Logic Courseware?

Kit Fine asked me for suggestions of online logic materials that have some interactive component, i.e., ways for students to build truth-tables, evaluate arguments, translate sentences, build models, and do derivations; ideally it would not just provide feedback to the student but also grade problems and tests. There is of course Barwise & Etchemendy's Language, … Continue reading Logic Courseware?

Citations in your CV

I drank the Koolaid and set up my CV so it's generated automatically from a YAML file with a Pandoc template. The basic functionality is copied from bmschmidt/CV-pandoc-healy. My version generates the bibliography from a BibTeX file however, using biblatex.  The biblatex code is tweaked to include links to PhilPapers and Google Scholar citation counts. … Continue reading Citations in your CV

Illuminated Manuscript of Aristotle, Averroes, and Ramon Llull Charging the Tower of Falsehood

Jonathan Greig (LMU Munich) posted the picture above to Twitter the other day, crediting Laura Castelli with finding it. It's from a 14th Century illuminated manuscript by Thomas Le Myésier, Breviculum ex artibus Raimundi Lulli electum, and depicts Aristotle, Averroes, and Ramon Llull leading an army charging the Tower of Falsehood. I put a full … Continue reading Illuminated Manuscript of Aristotle, Averroes, and Ramon Llull Charging the Tower of Falsehood

New in Print: forall x (Summer 2017 edition), and Incompleteness and Computability

New on Amazon: the print version of the Summer 2017 edition of forall x: Calgary Remix, as well as the text I made for Phil 479 (Logic III) last term, Incompleteness and Computability. The new edition of forall x includes a number of corrections submitted by Richard Lawrence, who taught from it at Berkeley in the Spring term. I’ve also noticed that if you don’t want Amazon to distribute the book to libraries and bookstores, you can make it a lot cheaper: USD 7.62 instead of USD 11.35.  Of course, the PDF is still free. (There’s now also a version for printing on letter-sized paper.) With Richard’s and Aaron’s help, the solutions manual now matches the text and has fewer errors.

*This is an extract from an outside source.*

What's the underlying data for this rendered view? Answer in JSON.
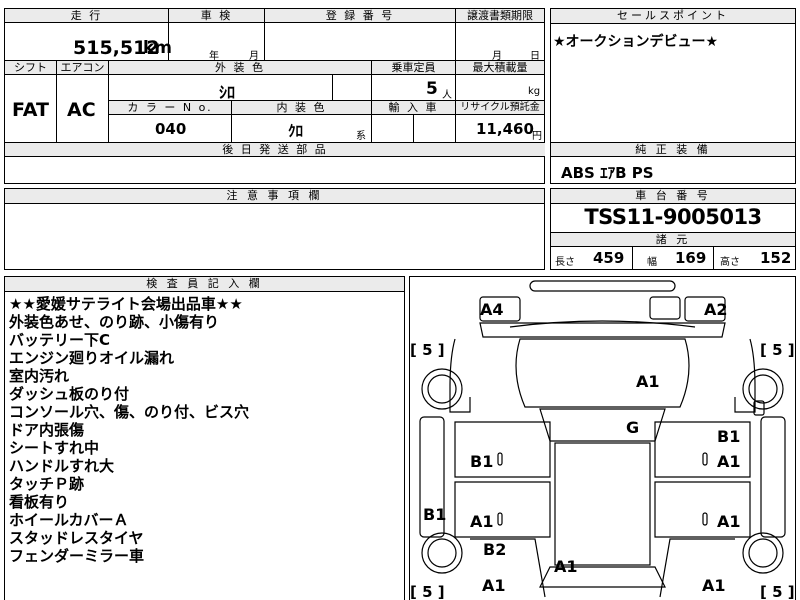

Links to Amazon: US UK Canada Germany

The print version of Incompleteness and Computability incorporates a number of corrections and improvements suggested by my Logic III students. Compared to the version announced earlier, it also includes the two new chapters on Models of Arithmetic and on Second-order Logic. It, too, is still available free in both PDF and source code.

Links to Amazon: US UK Canada Germany

Aldo Antonelli’s last paper

Aldo Antonelli's last paper, "Completeness and Decidability of General First-Order Logic (with a Detour Through the Guarded Fragment)" is now out in the most recent issue of the Journal of Philosophical Logic. This paper investigates the “general” semantics for first-order logic introduced to Antonelli (Review of Symbolic Logic 6(4), 637–58, 2013): a sound and complete … Continue reading Aldo Antonelli’s last paper

CfP: Quantifiers and Determiners (part of ESSLI 2017)

QUAD: QUantifiers And Determiners Toulouse, Monday  July 17 --- Friday July 21:  17:00-18:30 ESSLLI 2017 workshop Schedule: deadline for submissions:  17 March 2017 submission website: notification to authors:  15 April 2017 final version due: 19 May 2017 conference: 17-21 July 2017 Presentation: The compositional interpretation of determiners relies on quantifiers  — in a … Continue reading CfP: Quantifiers and Determiners (part of ESSLI 2017)